Outside the housing attached to the bolt is a lock washer and nut, then a ground wire back into the chassis and another lock washer and nut. Note that the ground wire is not double nutted in place. Each nut has a job. The first to secure ground inside the housing, the second to secure the ground wire to the chassis ground. DO NOT CHANGE this.
Now to replace the fuel pump and filter:
Check again for leaks. Then restart and run for twice as long as what the time was for the RV to shut down when it had a problem. For the first 10 minutes stay near the pump and connections looking for any sign of a gasoline leak.
· Remove the one Torx bolt holding the filter in place. The other side slides out from a slot in the Onan housing. Disconnect the hot wire from its connection to the wiring harness.
· Make the pump and filter into one assembly.
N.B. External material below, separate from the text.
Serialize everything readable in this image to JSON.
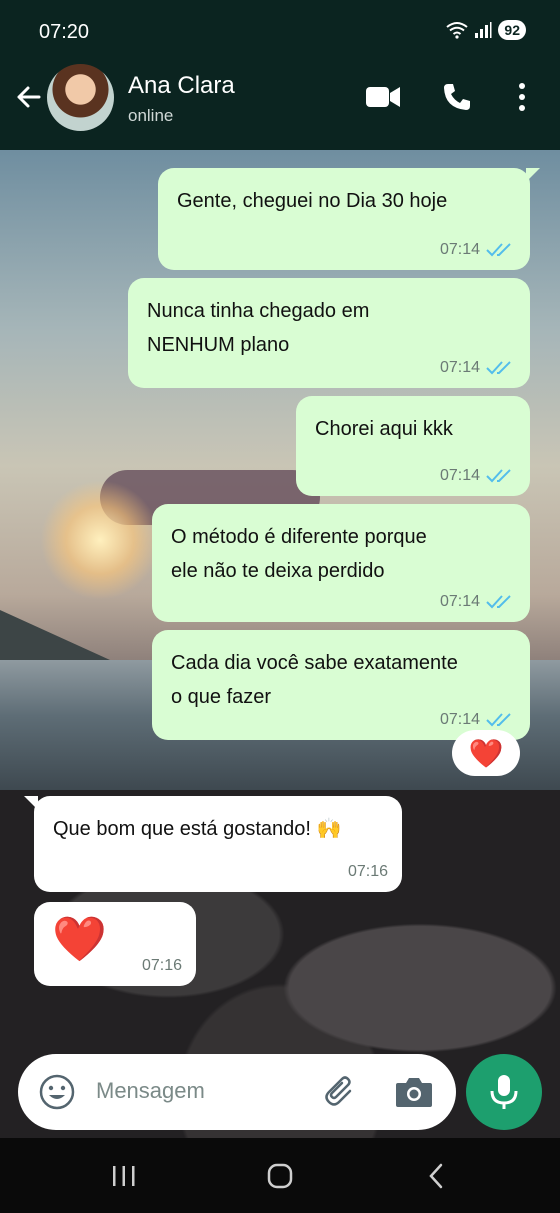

Using plumbers tape wrap the threads to the fuel filter. No need for a lot. Two layers (turn the screw part 720 degrees as you wrap the tape) is more than enough. Be sure not to cover the tip that fuel flows through with the plumbers tape. Hand tighten to snug and then use a wrench for a few more flats until it is good and tight. Slide the assembly into the slot that held the old filter in place. Replace the T30 Tors bolt. Connect the hot wire to its connection.
1. Reassemble the ground.
2. Reinstall the brain box. Use a nail or drift once one hole is somewhat lined up to keep it in place then line up the second hole and loosely put in the first T30 then the second. Once both are threaded in place tighten.
3. Replace solenoid (pay attention to wires).
4. Replace air filter.
5. Plug harness back together.
6. Hook up fuel line.
7. Hook up battery.
8. Disconnect spark plug wire from plug
9. Prime fuel pump.
10. Look for fuel leaks at fuel line and fuel pump. It will be hard to see the pump/filter but you should be sniff for the odor of gas.
11. If no fuel leaks reconnect spark plug and start generator the local (outside) switch.
12. Run just a few minutes checking for leaks. Stop generator and let sit for 15 minutes.
13. Check again for leaks. Then restart and run for twice as long as what the time was for the generator to shut down when it had a problem. For the first ten minutes stay near the pump and connections while looking for any sign of a gasoline leak.
14. Go inside the RV. Stop the generator then restart to make sure the remote (internal) starter button works. While the generator is running place the generator under load by running the AC for a while. While everything is running go outside and, you guessed it, CHECK FOR Gas leaks.
25. Shut down. Check once more for gas leaks after everything has cooled. You should be good to go.
26. The author might have been a little paranoid about gas leaks so check the next few times you run the generator.
|Fuel line and barbed connector|
|This extension allows the socket to wobble on the nut, allowing the ratchet to be a few degrees off perpendicular.|
Contributor: John DaCrema
Updated: 8 Sep 2015